0:23 If it does, then let's just say we return wow. Otherwise, we're going to return never. Now, if I say type Example = YouSayGoodbyeAndISayHello, and I pass in whatever, then this doesn't extend this, so we're getting a never here. Whereas, if I say, hello, then we should say wow. If I say goodbye, then it's going to say wow as well.

0:50 We now know what we can make pass this initial check here. It's kind of cool that we get to use a union type here. We don't need to say T extends hello, then do something, and otherwise T extends goodbye, and do something. We can say T extends hello or goodbye, and then we can enter that branch.

1:09 Inside here, we can say T extends hello, then return goodbye, otherwise return hello. We end up with the kind of monstrosity that we have here. That means now that when we pass in something weird, we're going to hit this never branch instead of the branch that contains our actual logic.

1:28 There's no limits here to how many of these you can stack. In fact, a lot of the really, really complicated libraries use these huge stacks of conditional types that are ugly as hell to look at, but drive a lot of the complex logic. This example then is never. This means if we're passing alright pal, we're going to end up with never. If we pass in 1, we're going to end up with never.

1:49 Never is a way of signaling to your types that something should never happen. We're going to break this down in a separate part of the module, and you may indeed have seen it already. This pattern though of returning never allows your conditional types to specify their else logic without having to worry too much about what it is.

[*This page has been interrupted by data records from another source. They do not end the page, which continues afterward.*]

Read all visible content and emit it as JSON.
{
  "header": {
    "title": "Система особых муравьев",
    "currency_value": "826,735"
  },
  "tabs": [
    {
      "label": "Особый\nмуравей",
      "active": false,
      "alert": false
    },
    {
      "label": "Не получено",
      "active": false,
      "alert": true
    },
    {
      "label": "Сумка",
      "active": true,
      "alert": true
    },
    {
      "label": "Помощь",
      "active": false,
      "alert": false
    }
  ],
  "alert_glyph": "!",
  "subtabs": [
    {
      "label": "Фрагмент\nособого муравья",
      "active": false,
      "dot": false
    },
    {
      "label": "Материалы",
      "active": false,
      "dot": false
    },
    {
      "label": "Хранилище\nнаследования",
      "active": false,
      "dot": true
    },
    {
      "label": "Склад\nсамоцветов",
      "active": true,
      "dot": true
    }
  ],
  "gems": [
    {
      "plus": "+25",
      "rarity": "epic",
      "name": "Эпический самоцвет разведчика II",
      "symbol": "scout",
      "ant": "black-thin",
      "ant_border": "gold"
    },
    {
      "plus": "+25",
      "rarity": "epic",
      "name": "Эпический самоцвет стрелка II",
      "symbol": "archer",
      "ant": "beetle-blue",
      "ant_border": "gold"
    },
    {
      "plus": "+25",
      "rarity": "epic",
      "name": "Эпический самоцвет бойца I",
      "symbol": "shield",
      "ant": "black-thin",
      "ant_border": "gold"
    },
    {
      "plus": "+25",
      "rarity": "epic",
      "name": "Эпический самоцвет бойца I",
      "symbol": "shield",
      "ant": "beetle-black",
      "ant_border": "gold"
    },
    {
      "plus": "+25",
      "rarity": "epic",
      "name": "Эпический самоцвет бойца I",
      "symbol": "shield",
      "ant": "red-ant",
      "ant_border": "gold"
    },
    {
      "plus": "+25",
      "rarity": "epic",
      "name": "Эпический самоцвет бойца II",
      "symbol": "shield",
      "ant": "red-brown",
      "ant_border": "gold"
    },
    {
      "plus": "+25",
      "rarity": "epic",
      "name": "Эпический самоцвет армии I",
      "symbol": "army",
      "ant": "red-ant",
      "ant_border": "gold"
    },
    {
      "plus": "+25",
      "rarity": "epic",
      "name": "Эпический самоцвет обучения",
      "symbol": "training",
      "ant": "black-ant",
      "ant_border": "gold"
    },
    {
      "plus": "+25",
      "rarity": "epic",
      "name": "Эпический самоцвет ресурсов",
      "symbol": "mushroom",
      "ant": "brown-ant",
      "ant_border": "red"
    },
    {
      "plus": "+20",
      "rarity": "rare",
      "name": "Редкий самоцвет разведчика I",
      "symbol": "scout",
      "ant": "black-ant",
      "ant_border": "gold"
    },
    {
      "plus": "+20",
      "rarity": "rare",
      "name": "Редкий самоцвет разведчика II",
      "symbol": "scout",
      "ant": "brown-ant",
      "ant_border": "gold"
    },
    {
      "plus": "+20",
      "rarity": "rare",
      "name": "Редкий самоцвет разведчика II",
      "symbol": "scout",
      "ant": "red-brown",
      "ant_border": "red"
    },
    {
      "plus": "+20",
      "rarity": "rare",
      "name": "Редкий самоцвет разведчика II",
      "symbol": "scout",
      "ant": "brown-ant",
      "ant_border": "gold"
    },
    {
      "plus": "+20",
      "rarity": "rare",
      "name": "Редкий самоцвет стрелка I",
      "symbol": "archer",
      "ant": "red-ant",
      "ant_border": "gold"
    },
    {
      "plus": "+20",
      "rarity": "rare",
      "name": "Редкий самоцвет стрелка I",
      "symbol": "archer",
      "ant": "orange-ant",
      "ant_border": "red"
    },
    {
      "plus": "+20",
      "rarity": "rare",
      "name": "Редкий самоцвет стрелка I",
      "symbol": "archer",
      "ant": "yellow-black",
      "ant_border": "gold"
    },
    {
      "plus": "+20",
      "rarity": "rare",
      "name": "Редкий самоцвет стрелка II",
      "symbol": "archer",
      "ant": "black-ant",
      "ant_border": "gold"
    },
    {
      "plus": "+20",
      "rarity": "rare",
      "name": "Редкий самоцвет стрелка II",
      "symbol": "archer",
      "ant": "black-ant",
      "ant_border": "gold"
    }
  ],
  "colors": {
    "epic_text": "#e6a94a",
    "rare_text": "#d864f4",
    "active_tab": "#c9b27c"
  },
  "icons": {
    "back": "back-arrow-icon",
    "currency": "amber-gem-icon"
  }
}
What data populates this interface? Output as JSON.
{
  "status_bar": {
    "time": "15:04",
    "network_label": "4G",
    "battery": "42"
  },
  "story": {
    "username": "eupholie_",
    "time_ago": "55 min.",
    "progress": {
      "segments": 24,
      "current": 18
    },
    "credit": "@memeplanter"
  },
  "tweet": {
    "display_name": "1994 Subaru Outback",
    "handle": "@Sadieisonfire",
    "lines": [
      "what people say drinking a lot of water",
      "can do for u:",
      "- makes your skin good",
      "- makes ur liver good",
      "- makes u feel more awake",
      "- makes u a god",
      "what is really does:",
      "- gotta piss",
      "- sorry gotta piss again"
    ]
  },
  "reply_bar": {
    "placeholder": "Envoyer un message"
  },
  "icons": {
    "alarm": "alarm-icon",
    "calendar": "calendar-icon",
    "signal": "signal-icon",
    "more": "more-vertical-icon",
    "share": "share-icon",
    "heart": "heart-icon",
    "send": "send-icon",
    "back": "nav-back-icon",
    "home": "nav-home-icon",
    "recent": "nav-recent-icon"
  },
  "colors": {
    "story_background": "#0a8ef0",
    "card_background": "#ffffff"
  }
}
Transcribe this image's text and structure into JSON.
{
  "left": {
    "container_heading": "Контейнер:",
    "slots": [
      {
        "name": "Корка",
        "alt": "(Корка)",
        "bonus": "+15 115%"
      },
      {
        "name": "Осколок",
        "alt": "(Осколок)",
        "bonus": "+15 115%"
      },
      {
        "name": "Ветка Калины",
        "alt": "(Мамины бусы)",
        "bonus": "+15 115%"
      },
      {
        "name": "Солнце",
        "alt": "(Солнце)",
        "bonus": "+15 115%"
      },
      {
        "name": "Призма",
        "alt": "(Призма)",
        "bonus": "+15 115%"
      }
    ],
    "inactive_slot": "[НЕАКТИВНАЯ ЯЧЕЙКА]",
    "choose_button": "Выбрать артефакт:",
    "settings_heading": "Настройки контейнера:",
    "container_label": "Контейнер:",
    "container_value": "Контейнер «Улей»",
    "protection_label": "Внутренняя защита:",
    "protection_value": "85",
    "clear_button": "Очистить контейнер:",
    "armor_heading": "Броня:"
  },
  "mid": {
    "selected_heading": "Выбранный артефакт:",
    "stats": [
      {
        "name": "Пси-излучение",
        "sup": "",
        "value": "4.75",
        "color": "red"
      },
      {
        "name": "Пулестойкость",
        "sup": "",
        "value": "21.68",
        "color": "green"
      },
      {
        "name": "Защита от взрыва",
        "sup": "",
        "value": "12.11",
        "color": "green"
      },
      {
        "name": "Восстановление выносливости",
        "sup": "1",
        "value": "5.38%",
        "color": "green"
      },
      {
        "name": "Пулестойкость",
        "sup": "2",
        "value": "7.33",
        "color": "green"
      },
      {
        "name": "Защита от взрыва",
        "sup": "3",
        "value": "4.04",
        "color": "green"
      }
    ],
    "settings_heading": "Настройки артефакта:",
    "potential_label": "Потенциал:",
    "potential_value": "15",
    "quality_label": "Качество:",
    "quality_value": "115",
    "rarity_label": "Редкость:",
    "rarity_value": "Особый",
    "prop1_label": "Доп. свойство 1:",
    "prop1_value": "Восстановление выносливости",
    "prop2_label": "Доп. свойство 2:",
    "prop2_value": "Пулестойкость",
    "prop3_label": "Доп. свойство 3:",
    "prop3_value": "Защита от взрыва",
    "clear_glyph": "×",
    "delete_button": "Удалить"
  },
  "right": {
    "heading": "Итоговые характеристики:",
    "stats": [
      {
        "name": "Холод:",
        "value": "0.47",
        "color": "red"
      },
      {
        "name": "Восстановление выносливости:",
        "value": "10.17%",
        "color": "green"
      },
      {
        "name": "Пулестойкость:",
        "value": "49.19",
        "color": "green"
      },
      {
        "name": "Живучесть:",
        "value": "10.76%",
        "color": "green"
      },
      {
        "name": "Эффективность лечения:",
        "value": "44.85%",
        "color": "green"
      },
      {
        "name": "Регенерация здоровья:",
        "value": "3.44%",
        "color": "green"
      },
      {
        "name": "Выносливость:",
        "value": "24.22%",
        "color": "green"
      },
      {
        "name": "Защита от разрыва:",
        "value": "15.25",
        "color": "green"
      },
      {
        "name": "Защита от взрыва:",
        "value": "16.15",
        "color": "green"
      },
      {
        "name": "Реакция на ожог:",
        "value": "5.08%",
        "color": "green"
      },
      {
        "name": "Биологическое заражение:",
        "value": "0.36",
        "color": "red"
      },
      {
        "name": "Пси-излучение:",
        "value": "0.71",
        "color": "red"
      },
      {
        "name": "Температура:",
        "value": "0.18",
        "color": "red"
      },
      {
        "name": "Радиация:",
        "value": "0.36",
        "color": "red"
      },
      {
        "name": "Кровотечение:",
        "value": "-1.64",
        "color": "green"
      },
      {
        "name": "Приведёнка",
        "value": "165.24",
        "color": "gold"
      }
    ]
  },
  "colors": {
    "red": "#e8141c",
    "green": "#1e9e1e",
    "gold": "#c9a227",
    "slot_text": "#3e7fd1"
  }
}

2:11 Really, if we're passing something random in here, and we try to use this never somewhere, then this never is going to throw an error pretty much wherever it's used because it should never happen.